▶ **Aim of the exercise**:
Your reply should be made up of every line in the records below that holds the string "weight".
[Source information Boundary: Start]
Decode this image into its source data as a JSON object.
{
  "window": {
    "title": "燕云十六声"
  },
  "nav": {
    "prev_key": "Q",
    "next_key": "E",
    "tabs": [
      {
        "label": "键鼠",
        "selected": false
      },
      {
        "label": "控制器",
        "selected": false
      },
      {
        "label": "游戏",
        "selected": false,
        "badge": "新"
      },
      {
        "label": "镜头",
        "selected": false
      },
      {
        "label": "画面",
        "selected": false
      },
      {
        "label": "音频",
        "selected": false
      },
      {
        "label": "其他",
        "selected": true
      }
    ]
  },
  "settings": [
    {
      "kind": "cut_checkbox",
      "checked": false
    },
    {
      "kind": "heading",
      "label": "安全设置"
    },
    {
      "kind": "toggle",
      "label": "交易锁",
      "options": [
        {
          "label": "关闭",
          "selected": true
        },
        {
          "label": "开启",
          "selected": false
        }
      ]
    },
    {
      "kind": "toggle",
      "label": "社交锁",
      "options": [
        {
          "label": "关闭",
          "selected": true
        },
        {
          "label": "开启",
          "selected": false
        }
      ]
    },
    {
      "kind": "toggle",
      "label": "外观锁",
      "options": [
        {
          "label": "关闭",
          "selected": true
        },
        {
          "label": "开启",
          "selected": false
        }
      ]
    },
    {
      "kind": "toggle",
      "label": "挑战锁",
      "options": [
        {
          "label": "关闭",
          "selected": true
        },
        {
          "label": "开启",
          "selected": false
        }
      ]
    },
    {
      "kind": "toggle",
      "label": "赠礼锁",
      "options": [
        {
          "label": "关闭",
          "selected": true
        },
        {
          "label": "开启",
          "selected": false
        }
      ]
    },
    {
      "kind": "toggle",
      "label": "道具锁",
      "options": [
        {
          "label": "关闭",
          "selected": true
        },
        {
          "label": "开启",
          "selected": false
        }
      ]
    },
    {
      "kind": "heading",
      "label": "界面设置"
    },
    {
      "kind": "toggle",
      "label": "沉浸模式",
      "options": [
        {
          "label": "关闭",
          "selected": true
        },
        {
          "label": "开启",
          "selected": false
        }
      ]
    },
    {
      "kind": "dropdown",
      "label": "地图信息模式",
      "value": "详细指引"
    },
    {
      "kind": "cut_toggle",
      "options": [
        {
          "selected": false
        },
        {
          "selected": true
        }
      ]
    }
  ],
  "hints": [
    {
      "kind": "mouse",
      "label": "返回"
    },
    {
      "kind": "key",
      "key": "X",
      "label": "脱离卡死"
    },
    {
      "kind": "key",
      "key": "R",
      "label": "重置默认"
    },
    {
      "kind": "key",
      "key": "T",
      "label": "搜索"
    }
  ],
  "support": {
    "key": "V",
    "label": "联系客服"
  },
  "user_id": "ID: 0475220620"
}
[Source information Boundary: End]
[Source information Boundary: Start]
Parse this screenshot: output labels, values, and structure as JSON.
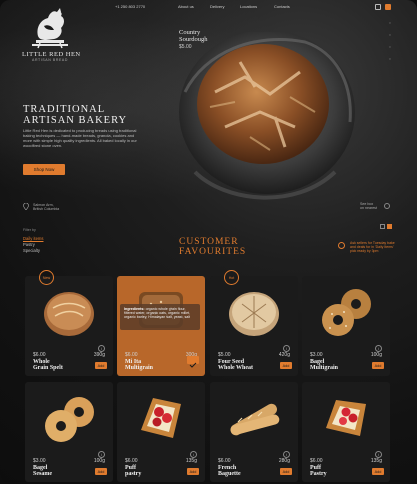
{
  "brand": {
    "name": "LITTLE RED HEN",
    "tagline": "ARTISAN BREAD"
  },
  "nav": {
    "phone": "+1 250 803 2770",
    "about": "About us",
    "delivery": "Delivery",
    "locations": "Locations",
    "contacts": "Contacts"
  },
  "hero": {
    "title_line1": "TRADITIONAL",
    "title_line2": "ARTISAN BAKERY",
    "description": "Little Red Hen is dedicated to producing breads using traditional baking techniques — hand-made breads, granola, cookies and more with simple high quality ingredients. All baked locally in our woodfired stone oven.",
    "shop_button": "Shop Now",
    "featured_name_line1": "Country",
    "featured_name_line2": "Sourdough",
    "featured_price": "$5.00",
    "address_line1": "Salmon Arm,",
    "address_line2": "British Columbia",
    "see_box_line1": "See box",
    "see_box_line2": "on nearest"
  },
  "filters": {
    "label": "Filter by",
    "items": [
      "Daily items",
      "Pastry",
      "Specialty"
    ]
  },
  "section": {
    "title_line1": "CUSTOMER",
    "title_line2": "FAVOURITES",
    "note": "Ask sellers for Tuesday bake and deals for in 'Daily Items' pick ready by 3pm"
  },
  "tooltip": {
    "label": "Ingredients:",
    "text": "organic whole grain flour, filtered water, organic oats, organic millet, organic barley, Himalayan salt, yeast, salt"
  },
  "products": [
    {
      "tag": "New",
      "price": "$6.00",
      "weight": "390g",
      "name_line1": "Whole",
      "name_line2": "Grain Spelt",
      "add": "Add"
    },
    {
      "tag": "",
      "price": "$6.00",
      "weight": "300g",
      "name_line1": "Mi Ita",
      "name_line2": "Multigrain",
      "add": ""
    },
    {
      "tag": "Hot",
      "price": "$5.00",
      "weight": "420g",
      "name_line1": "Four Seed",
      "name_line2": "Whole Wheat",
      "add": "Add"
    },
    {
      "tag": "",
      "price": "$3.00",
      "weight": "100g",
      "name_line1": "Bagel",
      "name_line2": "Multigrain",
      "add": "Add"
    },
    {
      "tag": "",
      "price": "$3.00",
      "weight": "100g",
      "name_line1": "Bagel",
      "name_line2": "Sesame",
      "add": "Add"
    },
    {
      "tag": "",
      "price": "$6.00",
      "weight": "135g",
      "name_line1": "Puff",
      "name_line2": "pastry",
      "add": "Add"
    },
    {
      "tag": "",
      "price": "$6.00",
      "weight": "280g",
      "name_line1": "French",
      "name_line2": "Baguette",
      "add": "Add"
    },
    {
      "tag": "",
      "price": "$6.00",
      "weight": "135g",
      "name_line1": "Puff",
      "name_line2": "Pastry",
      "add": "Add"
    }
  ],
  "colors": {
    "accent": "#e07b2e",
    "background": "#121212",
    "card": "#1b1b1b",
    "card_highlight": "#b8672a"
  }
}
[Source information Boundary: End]
▶ **Your response**:
      "weight": "390g",
      "weight": "300g",
      "weight": "420g",
      "weight": "100g",
      "weight": "100g",
      "weight": "135g",
      "weight": "280g",
      "weight": "135g",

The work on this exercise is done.